• Action item: Check each line of the records below for the word "hsign" and copy those where it appears.

• Data about app and page elements:
------------------------

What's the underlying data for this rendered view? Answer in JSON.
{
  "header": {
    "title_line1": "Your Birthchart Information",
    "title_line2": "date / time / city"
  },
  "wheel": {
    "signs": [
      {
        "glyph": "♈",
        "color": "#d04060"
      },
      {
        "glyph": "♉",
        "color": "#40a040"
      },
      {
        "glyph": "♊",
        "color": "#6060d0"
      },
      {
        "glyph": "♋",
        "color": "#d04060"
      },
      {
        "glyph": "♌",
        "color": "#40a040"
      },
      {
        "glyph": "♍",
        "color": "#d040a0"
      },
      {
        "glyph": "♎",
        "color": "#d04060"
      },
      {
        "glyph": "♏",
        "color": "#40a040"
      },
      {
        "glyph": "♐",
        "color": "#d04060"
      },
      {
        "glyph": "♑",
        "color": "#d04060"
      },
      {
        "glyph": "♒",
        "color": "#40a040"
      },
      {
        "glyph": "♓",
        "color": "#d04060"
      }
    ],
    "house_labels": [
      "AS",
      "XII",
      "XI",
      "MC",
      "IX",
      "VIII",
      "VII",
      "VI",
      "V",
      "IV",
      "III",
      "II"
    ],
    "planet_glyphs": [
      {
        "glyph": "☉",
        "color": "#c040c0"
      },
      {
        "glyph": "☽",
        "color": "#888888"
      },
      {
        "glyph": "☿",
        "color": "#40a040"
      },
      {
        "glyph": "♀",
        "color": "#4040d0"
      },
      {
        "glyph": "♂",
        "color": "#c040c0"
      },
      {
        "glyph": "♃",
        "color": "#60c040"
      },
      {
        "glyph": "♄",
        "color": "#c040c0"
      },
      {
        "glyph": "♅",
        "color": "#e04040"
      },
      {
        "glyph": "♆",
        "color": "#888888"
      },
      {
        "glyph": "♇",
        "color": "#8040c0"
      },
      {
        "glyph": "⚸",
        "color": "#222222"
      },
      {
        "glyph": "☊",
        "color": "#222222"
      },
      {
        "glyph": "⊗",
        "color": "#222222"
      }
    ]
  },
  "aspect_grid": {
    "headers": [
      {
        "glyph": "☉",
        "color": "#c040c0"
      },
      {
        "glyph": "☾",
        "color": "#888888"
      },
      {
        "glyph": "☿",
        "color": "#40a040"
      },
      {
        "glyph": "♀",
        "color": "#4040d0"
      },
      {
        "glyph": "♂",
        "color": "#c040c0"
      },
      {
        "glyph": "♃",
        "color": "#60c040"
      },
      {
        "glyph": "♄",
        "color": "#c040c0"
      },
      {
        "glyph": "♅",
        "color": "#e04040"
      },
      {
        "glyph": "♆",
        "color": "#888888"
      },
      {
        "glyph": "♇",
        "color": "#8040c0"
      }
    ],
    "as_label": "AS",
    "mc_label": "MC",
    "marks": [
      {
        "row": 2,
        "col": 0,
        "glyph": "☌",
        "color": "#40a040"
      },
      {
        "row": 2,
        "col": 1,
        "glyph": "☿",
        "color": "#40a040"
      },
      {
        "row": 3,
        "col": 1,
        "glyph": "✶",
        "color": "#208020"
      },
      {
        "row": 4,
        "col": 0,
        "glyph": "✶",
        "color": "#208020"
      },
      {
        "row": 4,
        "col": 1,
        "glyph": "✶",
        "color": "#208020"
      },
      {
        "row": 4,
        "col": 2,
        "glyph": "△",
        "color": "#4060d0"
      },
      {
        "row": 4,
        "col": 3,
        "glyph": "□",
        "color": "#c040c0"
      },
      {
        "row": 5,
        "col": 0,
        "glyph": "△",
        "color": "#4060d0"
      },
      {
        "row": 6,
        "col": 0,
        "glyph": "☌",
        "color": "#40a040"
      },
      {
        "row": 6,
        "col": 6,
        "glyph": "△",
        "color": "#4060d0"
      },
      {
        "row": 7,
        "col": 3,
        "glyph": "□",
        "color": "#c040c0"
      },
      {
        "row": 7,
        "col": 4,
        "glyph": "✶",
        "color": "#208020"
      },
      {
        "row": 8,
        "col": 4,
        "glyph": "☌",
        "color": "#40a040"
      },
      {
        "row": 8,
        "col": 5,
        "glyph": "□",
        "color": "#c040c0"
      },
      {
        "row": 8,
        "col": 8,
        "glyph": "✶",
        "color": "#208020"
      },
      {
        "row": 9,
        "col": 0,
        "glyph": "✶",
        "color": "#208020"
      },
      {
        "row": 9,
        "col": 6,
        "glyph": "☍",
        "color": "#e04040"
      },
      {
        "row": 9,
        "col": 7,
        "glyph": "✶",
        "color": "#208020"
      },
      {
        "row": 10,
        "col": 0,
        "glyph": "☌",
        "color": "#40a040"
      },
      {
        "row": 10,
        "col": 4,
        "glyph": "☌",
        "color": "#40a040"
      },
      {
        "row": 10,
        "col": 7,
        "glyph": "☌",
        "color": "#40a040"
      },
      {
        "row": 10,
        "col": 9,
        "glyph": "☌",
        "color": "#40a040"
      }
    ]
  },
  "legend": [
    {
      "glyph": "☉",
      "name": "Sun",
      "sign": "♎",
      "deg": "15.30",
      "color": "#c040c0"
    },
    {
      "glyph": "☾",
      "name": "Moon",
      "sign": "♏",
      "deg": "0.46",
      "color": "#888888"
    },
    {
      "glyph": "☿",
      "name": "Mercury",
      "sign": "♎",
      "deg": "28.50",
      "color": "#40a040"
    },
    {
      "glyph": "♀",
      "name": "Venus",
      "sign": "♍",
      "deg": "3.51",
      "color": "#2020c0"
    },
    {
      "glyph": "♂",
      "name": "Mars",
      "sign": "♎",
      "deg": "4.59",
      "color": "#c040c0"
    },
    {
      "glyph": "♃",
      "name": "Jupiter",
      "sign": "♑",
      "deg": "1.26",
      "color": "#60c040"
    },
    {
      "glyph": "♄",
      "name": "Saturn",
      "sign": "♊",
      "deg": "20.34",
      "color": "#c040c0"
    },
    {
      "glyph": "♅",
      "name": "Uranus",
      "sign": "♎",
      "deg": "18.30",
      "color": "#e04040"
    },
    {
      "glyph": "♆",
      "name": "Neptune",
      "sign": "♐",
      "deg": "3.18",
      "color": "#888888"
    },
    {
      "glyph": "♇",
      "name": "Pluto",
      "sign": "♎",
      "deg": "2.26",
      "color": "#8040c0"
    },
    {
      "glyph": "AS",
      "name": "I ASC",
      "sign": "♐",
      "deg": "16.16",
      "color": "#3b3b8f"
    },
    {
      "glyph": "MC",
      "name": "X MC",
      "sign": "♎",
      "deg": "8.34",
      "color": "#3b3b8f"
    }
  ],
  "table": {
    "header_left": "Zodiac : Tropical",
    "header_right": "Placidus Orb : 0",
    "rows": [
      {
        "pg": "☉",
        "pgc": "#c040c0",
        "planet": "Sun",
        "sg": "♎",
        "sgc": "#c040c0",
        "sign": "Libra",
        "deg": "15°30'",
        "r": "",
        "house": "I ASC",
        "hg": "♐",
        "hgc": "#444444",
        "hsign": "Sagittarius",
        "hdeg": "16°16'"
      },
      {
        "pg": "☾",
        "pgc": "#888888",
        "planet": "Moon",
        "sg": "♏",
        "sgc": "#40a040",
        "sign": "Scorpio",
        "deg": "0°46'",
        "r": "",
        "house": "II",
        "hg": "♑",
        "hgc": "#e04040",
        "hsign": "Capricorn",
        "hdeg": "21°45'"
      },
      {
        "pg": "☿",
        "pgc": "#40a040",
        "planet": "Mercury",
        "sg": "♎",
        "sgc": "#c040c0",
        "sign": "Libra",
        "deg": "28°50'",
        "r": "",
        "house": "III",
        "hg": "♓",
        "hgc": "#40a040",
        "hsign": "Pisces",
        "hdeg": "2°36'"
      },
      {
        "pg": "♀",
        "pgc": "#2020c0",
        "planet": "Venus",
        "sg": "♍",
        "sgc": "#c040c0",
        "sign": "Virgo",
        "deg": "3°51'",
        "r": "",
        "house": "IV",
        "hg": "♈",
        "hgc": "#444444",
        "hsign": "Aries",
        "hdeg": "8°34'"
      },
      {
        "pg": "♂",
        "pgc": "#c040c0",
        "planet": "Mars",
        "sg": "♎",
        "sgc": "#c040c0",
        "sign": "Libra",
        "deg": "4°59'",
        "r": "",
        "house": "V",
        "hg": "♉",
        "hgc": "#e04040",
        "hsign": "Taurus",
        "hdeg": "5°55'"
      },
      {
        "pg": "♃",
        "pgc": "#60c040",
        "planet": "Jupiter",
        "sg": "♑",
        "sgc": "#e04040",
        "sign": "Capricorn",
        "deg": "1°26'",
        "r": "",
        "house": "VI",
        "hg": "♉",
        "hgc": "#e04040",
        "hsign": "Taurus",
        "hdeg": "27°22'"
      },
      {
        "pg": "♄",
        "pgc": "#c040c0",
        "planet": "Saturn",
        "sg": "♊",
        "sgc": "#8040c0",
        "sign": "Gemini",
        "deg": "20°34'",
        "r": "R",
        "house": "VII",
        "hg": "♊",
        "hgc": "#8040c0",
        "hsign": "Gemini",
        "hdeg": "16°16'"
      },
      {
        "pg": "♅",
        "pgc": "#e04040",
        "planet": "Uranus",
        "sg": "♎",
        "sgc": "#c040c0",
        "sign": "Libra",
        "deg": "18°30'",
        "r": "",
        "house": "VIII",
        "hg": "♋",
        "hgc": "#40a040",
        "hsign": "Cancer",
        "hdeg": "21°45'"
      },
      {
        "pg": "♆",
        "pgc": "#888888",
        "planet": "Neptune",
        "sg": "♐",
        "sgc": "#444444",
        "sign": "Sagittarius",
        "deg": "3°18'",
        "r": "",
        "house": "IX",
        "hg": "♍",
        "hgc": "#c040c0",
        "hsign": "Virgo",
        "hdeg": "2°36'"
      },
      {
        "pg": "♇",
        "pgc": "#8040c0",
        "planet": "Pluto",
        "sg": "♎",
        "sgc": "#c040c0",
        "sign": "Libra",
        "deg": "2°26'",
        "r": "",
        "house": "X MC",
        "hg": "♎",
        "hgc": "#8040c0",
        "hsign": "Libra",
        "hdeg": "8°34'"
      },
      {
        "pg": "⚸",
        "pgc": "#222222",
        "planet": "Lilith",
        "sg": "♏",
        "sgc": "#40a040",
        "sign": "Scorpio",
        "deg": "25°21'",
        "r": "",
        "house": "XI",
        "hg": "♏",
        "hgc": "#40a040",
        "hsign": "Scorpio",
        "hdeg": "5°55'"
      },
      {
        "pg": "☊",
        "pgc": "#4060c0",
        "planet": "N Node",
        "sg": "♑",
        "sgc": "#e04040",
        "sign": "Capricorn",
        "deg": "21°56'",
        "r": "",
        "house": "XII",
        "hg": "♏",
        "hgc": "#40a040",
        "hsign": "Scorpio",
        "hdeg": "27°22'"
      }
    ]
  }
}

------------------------

• Written reply:
        "hsign": "Sagittarius",
        "hsign": "Capricorn",
        "hsign": "Pisces",
        "hsign": "Aries",
        "hsign": "Taurus",
        "hsign": "Taurus",
        "hsign": "Gemini",
        "hsign": "Cancer",
        "hsign": "Virgo",
        "hsign": "Libra",
        "hsign": "Scorpio",
        "hsign": "Scorpio",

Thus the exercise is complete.